The woodlands of Western Africa.
Medium, at about 10 inches in length from the beak to the end of the tail.
Up to 50 years in captivity.
Hand fed Senegals make extraordinary pets, and are known for being comical and entertaining. They are colorful, relatively small, and have the ability to talk and mimic, although they tend to be considerably more quiet than many other parrot species. Most well socialized Senegals have very friendly personalities, but potential owners should be aware that Senegals have a tendency to become "one person" birds, and may not desire interaction with other family members.
Mature Senegals have grey heads with green wings and chests. On their bellies, they sport a V-shaped patch of color ranging from yellow and orange to red, depending on the subspecies. They are known as "monomorphic", meaning that Senegals of both sexes are identical in color.
Captive Senegals should be offered a varied diet consisting of fresh fruits and vegetables, seeds, nuts, and high quality

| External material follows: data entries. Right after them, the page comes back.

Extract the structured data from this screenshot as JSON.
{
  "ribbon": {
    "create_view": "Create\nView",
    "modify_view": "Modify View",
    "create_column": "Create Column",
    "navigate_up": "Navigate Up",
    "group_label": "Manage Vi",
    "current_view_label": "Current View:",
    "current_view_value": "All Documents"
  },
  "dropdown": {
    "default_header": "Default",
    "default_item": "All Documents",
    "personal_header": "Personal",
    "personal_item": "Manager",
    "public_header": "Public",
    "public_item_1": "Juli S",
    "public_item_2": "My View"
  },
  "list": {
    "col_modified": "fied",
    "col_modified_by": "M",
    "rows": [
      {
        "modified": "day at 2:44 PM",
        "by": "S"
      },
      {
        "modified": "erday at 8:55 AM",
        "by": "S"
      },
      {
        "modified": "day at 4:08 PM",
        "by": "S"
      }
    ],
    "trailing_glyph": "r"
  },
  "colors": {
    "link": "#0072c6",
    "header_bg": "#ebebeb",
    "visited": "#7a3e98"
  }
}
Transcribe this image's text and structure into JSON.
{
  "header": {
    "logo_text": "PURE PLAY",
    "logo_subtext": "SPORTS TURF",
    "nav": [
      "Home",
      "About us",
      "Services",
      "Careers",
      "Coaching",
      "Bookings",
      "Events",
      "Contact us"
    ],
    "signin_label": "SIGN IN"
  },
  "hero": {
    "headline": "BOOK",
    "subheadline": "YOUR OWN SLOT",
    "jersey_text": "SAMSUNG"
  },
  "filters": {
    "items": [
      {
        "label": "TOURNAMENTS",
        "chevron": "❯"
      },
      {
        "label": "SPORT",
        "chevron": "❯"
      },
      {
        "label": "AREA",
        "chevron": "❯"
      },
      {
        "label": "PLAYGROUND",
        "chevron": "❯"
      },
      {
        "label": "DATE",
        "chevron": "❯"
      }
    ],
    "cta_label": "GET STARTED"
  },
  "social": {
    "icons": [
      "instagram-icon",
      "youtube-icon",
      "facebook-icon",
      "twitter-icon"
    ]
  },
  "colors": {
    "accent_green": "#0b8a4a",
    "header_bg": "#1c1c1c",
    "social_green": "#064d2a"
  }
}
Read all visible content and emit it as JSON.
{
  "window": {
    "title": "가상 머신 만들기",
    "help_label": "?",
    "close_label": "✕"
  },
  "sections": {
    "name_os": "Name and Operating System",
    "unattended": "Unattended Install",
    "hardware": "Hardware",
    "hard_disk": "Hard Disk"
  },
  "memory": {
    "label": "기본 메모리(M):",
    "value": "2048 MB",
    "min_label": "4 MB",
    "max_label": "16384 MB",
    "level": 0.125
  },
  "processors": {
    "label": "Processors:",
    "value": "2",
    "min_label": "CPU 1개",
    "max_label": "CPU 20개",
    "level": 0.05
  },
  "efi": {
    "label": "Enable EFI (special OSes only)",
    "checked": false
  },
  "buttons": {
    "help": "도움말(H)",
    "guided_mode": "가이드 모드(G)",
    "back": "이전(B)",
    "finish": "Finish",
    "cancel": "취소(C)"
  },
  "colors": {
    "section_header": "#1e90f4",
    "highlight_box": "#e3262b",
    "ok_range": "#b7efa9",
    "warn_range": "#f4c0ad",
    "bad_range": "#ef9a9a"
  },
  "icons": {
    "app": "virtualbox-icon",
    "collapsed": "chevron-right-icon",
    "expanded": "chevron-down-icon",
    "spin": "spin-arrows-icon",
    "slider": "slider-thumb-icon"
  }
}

Senegals should be provided with at least one hour a day to play outside of their cages on a playstand or another bird-safe area. They love to climb and can be quite the little acrobats, so many Senegals appreciate a variety of swings, ladder, and other toys to explore.
Senegals as Pets:
Captive bred Senegals are fascinating birds, and have easily made a place for themselves among the most popular pet bird species. Charming and highly trainable, these little parrots have a knack for being a great source of entertainment and amusement for their owners.
Senegals, or "Sennies" as they are affectionately referred to by many owners, bond strongly with their owners and thrive on daily interaction with them. Those interested in owning a Senegal should be willing to make time for
handling and socialization
with the bird every day.
Prospective owners should also plan to invest in a variety of toys and accessories for their birds. Senegals can be strong chewers, so it's a good idea to provide them with some wooden perches and toys to exercise their beaks on.
If you think a Senegal Parrot might be the right bird for you, connect with a reputable breeder and try to set an appointment to visit one. You may find that one of these African beauties is exactly what you've been looking for in a feathered companion.